New Zealand has been having a great run at netball so far this year. We’ve won our first ANZ Championship and our first Constellation Cup. Currently the Silver Ferns are competing in the New World Quad Series, with a game on Thursday 1 November against our fiercest rivals: the Australia Diamonds. Now we just need to focus on retaining our gold at the next Commonwealth Games and defeating Australia in 2015 to reclaim our world title.

Kahungunu kapa haka competition

Kapa haka group

Over the last couple of months, I have been travelling between Wellington and Pōrangahau to attend kapa haka practices with Tamatea Arikinui. It is one of six kapa haka groups practising for the Kahungunu regionals. The competition will be held on 13 March at Te Aute College and the top two teams will go through to Te Matatini. There are 13 regions, and each are having their own regionals.

The performances consist of seven different types of waiata (songs).

  • Waiata-ā-tira - choral singing
  • Whakaeke - choreographed entry
  • Mōteatea - traditional chants or dirges
  • Poi - movement with poi (ball attached to string)
  • Waiata-ā-ringa - action song
  • Haka - war dance
  • Whakawātea - choreographed exit.

The regionals are being held all around the country from now until August. Kahungunu regionals are now only a week away and, with our dress rehearsal over, it’s time for us to rest our voices and bodies to prepare for the big day.

Te Ara on Flickr – we want your Taranaki snaps

One of the images to look forward to in our Hawke's Bay Flickr exhibition

One of the images to look forward to in our Hawke's Bay Flickr exhibition

Our Flickr work has taken us to many places – with our Hawke’s Bay entry nearly complete and launching this week (Thursday), we are now starting to work on the Taranaki entry.

We love people contributing their images, and we’re now looking for images of Taranaki. It doesn’t matter what it is, we want to see it. Some possibilities are photos of people, places, towns, landscapes, beaches, animals, farms or buildings.
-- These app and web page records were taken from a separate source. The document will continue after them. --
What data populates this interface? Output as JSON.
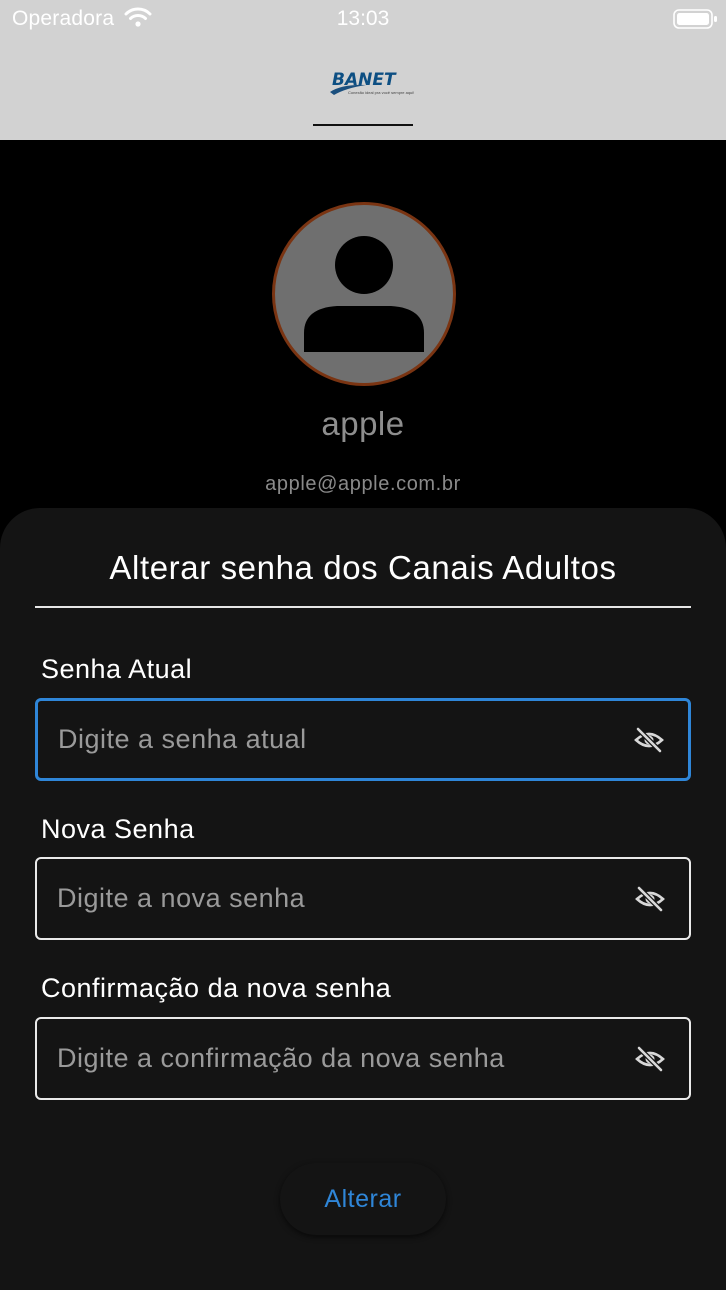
{
  "status_bar": {
    "carrier": "Operadora",
    "time": "13:03"
  },
  "header": {
    "logo_text": "BANET",
    "logo_tagline": "Conexão ideal pra você sempre aqui!",
    "brand_color": "#0d4f83"
  },
  "profile": {
    "name": "apple",
    "email": "apple@apple.com.br",
    "avatar_border_color": "#7a3412"
  },
  "sheet": {
    "title": "Alterar senha dos Canais Adultos",
    "fields": [
      {
        "label": "Senha Atual",
        "placeholder": "Digite a senha atual",
        "value": "",
        "focused": true
      },
      {
        "label": "Nova Senha",
        "placeholder": "Digite a nova senha",
        "value": "",
        "focused": false
      },
      {
        "label": "Confirmação da nova senha",
        "placeholder": "Digite a confirmação da nova senha",
        "value": "",
        "focused": false
      }
    ],
    "submit_label": "Alterar"
  },
  "colors": {
    "accent": "#2f86d8",
    "sheet_background": "#141414",
    "header_background": "#d2d2d2"
  },
  "icons": {
    "password_toggle": "eye-off-icon"
  }
}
We’ll use images we source from Flickr either in the main entry or a Flickr exhibition, such as this one we created for Otago. Our exhibitions use a Flash slideshow called Pictobrowser to pull the Flickr images into the entry. It has been a helpful tool in allowing us to showcase other images of the regions that we haven’t been able to use in the entries.

So far we have three very successful exhibitions – for the West Coast, Southland and Otago. Hawke’s Bay will be up very soon, and our Hawke’s Bay exhibition pool will give you a taste of what’s to come in the exhibition!
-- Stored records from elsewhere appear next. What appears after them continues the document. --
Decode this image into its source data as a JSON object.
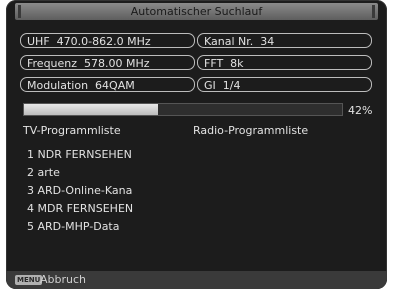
{
  "title": "Automatischer Suchlauf",
  "info": {
    "uhf": "UHF  470.0-862.0 MHz",
    "frequenz": "Frequenz  578.00 MHz",
    "modulation": "Modulation  64QAM",
    "kanal": "Kanal Nr.  34",
    "fft": "FFT  8k",
    "gi": "GI  1/4"
  },
  "progress": {
    "percent": 42,
    "label": "42%"
  },
  "tv_header": "TV-Programmliste",
  "radio_header": "Radio-Programmliste",
  "tv_channels": [
    "1 NDR FERNSEHEN",
    "2 arte",
    "3 ARD-Online-Kana",
    "4 MDR FERNSEHEN",
    "5 ARD-MHP-Data"
  ],
  "radio_channels": [],
  "footer": {
    "menu_key": "MENU",
    "action": "Abbruch"
  },
  "colors": {
    "background": "#1c1c1c",
    "text": "#e2e2e2",
    "progress_fill": "#d6d6d6"
  }
}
We now have over 200 Flickr contacts who contribute regularly. We hope you’ll join us and start adding images to our pool: http://www.flickr.com/groups/teara/.
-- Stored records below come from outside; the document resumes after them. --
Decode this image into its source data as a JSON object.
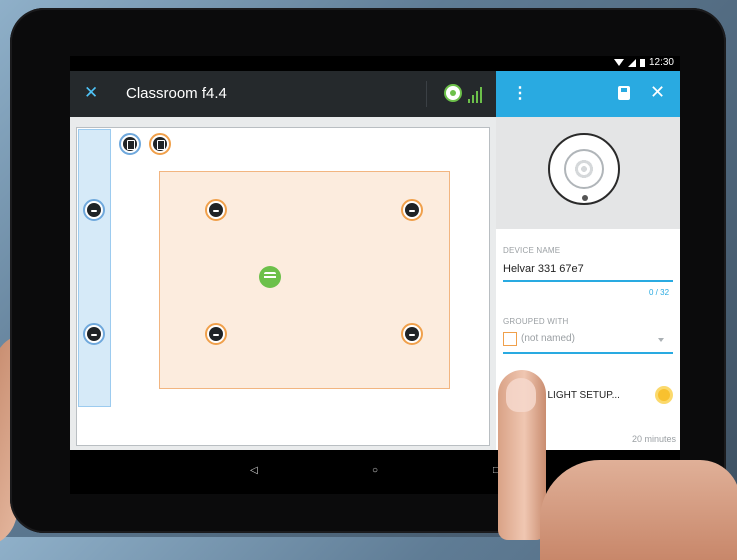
{
  "status_bar": {
    "time": "12:30"
  },
  "app": {
    "close_icon": "close-icon",
    "title": "Classroom f4.4",
    "network_icon": "network-status-icon",
    "signal_icon": "signal-bars-icon"
  },
  "colors": {
    "toolbar": "#25292c",
    "accent": "#29aae1",
    "group_orange": "#f0a04b",
    "group_blue": "#6fa8dc",
    "sensor_green": "#6cc04a"
  },
  "side_panel": {
    "menu_icon": "more-vert-icon",
    "save_icon": "save-icon",
    "close_icon": "close-icon",
    "device_name_label": "DEVICE NAME",
    "device_name_value": "Helvar 331 67e7",
    "device_name_counter": "0 / 32",
    "grouped_with_label": "GROUPED WITH",
    "grouped_with_value": "(not named)",
    "light_setup_label": "IT LIGHT SETUP...",
    "delay_value": "20 minutes"
  },
  "nav_bar": {
    "back": "◁",
    "home": "○",
    "recents": "□"
  }
}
Overseas adventure

Souda Bay war cemetery in Crete (click for full image on Flickr)

Souda Bay war cemetery in Crete (click for full image on Flickr)

I’ve recently returned from Europe after spending five weeks travelling. We were in Greece for a family wedding, but also ended up tiki-touring around western Europe.

My family has quite a few connections to Europe, mainly through war, so we made an effort to pay our respects to a few of these places.

First, we travelled to Ireland – my great-great-grandmother, who married Īhāia Hūtana in Waipawa, was Irish – so we went to her birthplace Dun Loaghaire just outside of Dublin.

We then travelled to London and managed to go to Guildford. Clandon Park in Guildford is home to the original Hinemihi meeting house from the Tarawera eruption (my partner is a descendant). Ngāti Rānana Māori Club use her as their ‘base’ in England. She is truly beautiful up close!

After that we made our way towards Greece, visiting places like Paris, Venice, Vienna and Munich.

After the wedding we travelled to Chania, Crete. We paid our respects at the Commonwealth cemetery, Souda Bay. We have family who fought on Crete and an uncle who died there during the Battle for Crete.

Lastly, we travelled to Rome. We had a day’s outing to Cassino. My pa, like many others, fought in Cassino as part of the Māori Battalion (and was later captured in Florence). So it was amazing to see Monte Cassino and be able to walk around the monastery. We also visited the Commonwealth cemetery in Cassino – one of the largest in Italy, with more than 4,000 people buried there.

I am now missing the sunshine and settling back into working life.